Unlike fines, penalties are usually the same regardless of where you are in the state. This simply implies that the penalty will apply to you regardless of the county you live in. This can entail your license being suspended or revoked, as well as points being added to your record. If the driver simply has a permit and not a Class A CDL, they will face different penalties. A CDL driver will typically pay a considerably greater charge for tickets and other fees. The quantity of points added to your record if you are convicted of a traffic offense is determined by how severe the violation was. Fortunately, if you complete traffic or driving school, the points may be waived.

Yes, speeding fines are likely to increase the amount you pay for vehicle insurance. Tickets for speeding are recorded on your driving record. Insurance firms can look up your driving record and use the information to help assess your risk of being part of an accident or filing a claim.

Speeding tickets are, for the most part, considered violations in most states. Misdemeanor offenses are the next level up in terms of seriousness. Although only a small percentage of speeding fines would reach this level, most states consider street racing to be a misdemeanor criminal violation, for example.

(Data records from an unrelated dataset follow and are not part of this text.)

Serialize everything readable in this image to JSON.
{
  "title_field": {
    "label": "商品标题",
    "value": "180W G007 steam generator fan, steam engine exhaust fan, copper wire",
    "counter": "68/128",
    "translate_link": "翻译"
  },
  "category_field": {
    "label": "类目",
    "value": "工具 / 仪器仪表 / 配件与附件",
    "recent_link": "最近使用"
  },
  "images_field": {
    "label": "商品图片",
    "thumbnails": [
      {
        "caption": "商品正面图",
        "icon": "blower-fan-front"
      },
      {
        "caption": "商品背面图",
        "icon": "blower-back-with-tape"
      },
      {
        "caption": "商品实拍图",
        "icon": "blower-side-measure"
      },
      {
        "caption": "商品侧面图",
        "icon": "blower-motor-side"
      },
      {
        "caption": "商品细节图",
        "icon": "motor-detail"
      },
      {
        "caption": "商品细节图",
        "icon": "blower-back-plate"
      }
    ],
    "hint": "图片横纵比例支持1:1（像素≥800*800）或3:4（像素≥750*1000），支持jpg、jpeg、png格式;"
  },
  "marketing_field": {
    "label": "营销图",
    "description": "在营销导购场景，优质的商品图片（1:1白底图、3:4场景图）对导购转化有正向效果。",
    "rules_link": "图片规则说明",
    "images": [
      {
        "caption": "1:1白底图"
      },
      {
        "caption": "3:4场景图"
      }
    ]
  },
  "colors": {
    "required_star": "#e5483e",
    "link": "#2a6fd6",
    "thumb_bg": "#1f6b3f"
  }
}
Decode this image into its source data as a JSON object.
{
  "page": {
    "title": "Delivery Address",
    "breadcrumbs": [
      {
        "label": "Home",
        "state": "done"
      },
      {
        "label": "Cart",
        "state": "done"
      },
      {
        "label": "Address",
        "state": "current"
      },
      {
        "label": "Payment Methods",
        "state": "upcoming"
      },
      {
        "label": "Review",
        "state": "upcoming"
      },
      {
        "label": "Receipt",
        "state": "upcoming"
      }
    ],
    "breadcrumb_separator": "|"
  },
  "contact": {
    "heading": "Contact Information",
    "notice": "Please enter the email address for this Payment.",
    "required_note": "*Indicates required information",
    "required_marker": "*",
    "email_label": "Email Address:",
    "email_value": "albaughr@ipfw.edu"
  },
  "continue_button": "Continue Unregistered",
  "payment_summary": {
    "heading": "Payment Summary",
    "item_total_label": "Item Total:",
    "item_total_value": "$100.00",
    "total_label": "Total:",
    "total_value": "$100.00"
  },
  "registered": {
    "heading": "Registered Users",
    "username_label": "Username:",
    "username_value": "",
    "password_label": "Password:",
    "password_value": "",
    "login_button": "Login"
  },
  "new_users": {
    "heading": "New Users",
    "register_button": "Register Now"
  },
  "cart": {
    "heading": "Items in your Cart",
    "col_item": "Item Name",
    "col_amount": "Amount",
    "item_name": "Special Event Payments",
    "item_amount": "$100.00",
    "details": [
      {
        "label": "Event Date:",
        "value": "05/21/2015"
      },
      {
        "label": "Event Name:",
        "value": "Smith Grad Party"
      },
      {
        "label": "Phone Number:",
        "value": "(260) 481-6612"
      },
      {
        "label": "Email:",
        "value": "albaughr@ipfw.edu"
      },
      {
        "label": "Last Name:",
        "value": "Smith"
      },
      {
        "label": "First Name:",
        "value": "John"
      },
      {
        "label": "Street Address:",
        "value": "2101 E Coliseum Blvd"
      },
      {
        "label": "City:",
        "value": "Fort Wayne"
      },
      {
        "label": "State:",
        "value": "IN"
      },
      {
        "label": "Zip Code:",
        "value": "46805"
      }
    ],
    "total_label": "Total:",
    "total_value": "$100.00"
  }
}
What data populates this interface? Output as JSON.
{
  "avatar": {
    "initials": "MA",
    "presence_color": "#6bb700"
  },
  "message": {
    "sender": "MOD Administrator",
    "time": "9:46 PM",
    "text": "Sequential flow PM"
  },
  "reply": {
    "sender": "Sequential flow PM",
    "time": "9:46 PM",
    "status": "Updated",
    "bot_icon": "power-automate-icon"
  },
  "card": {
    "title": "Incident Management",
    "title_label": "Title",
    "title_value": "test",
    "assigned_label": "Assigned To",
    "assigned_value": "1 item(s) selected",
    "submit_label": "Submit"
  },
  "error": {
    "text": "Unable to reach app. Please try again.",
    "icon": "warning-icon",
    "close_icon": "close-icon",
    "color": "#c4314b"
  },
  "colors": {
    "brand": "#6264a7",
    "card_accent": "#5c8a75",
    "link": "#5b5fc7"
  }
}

We know getting a traffic ticket is no pleasant experience; this is why we help you through it, to avoid all the inconvenience it may bring. The California Traffic Ticket System is a complex world, and this ultimate guide is made to give you an overall idea of what you may face in CA regarding speeding tickets. Ticket Snipers is your team if you ever find yourself in this type of situation. Trust our experience and professionalism. We got you; We will fight any ticket!

California Drivers Use Ticket
Snipers Because Our Process is
FAST, EASY & EFFECTIVE

Name